To germinate the seed: Plant outdoors in the fall in shade or part shade. Mulch over the seed with compost. Seedlings will emerge in July slowly. The plants will grow 1-4 inches tall in the first year until the root reaches 6-12 inches deep. Animals do not consume pawpaw seeds as they are high in alkaloids. For this reason, they are one of the few seeds that can be direct sown with few issues from animals disturbing or eating the seeds. For indoor germination: Put the seed in the refrigerator in lightly damp Canadian peat moss for 90-120 days at 34-38F. After 90-120 days, put at room temperature. Seeds will sprout slowly 30-60 days or more after dormancy. Put in at least 50 percent shade for the first year. This prevents the top from 'frying' . The new leaves will turn brown if exposed to direct sun. Light shade is ideal for young pawpaw seedlings for at least one year. Then you can outplant the trees after one or two years. When the root emerges from a sprouted seed, careful not to snap it off when planting. Best success is in rich high organic soil that is acidic in nature. Remember not to dry the seed out. It is very sensitive to decay if dried. My seeds are stored as moist seeds and never allowed to dry out after processing. The shade aspect is also important. Between those two requirements, that is the reasons for failure.
500 seeds is roughly 1 pound 10 ounces or so.
|Seed Source||Michigan, Originally the Davis Collection of which the bulk was from central Michigan germplasm, but also to a limited degree Mississippi River area, Illinois Improved and New Jersey Improved from Davis selections. The most northern seed strain in North America.|

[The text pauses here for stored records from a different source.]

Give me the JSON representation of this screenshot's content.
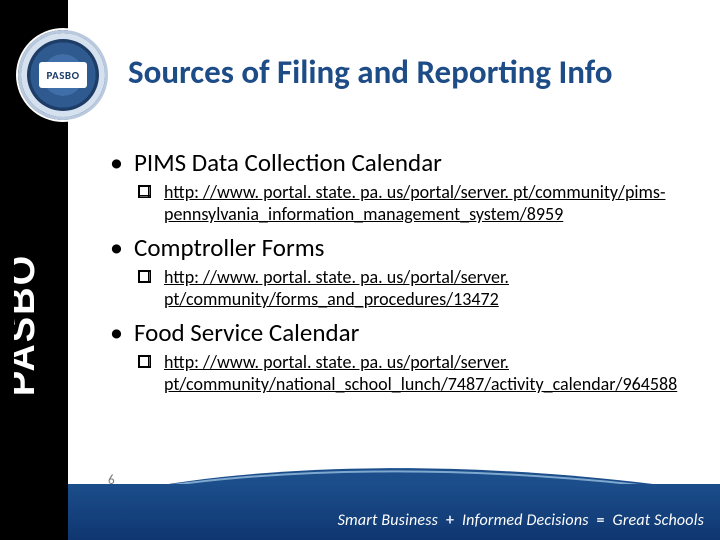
{
  "brand": {
    "acronym": "PASBO",
    "seal_label": "PASBO"
  },
  "title": "Sources of Filing and Reporting Info",
  "items": [
    {
      "heading": "PIMS Data Collection Calendar",
      "link": "http: //www. portal. state. pa. us/portal/server. pt/community/pims-pennsylvania_information_management_system/8959"
    },
    {
      "heading": "Comptroller Forms",
      "link": "http: //www. portal. state. pa. us/portal/server. pt/community/forms_and_procedures/13472"
    },
    {
      "heading": "Food Service Calendar",
      "link": "http: //www. portal. state. pa. us/portal/server. pt/community/national_school_lunch/7487/activity_calendar/964588"
    }
  ],
  "footer": {
    "page_number": "6",
    "tagline_part1": "Smart Business",
    "tagline_part2": "Informed Decisions",
    "tagline_part3": "Great Schools"
  }
}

|Hardiness||-25F or more|
|Height (ft)||20 to 30 ft. On sandy soils half that size.|
|Pollination Requirements||Need 2 plants genetically different for fruit set. Our seeds fulfill this requirement as would other types of pawpaws grafted or seedlings.|
|Soil||Does best in high organic soils but tolerates sand. Loam, clay loam, sandy loam, acidic|
|Climate||Zone 4ish-5 to zone 9. In short season areas the shorter season like in zone 3 or 4 may not ripen the fruit all of the time or never if you have cool summers and a short season. Northern Michigan for example would be iffy but varietals could eventually pop out of the populations but it would be limited. Hardiness and short season would need to be combined with the selection process.|
|Ease of Cultivation||Easy to grow from seed, but seed needs shade the first year to prevent leaf burn which destroys the seedling. Transplant after 1-2 years to its permanent location or make shade for it before planting or use existing shade of other plants. Seeds are not consumed by rodents or insects. They also can be planted under other shrubs as a source of protection until they get older. Multiflora rose, grey dogwood and autumn olive are good shrubs to plant pawpaw seeds under in these abandoned farm fields or other 'conversion to forest' fields in the transition to woodland.|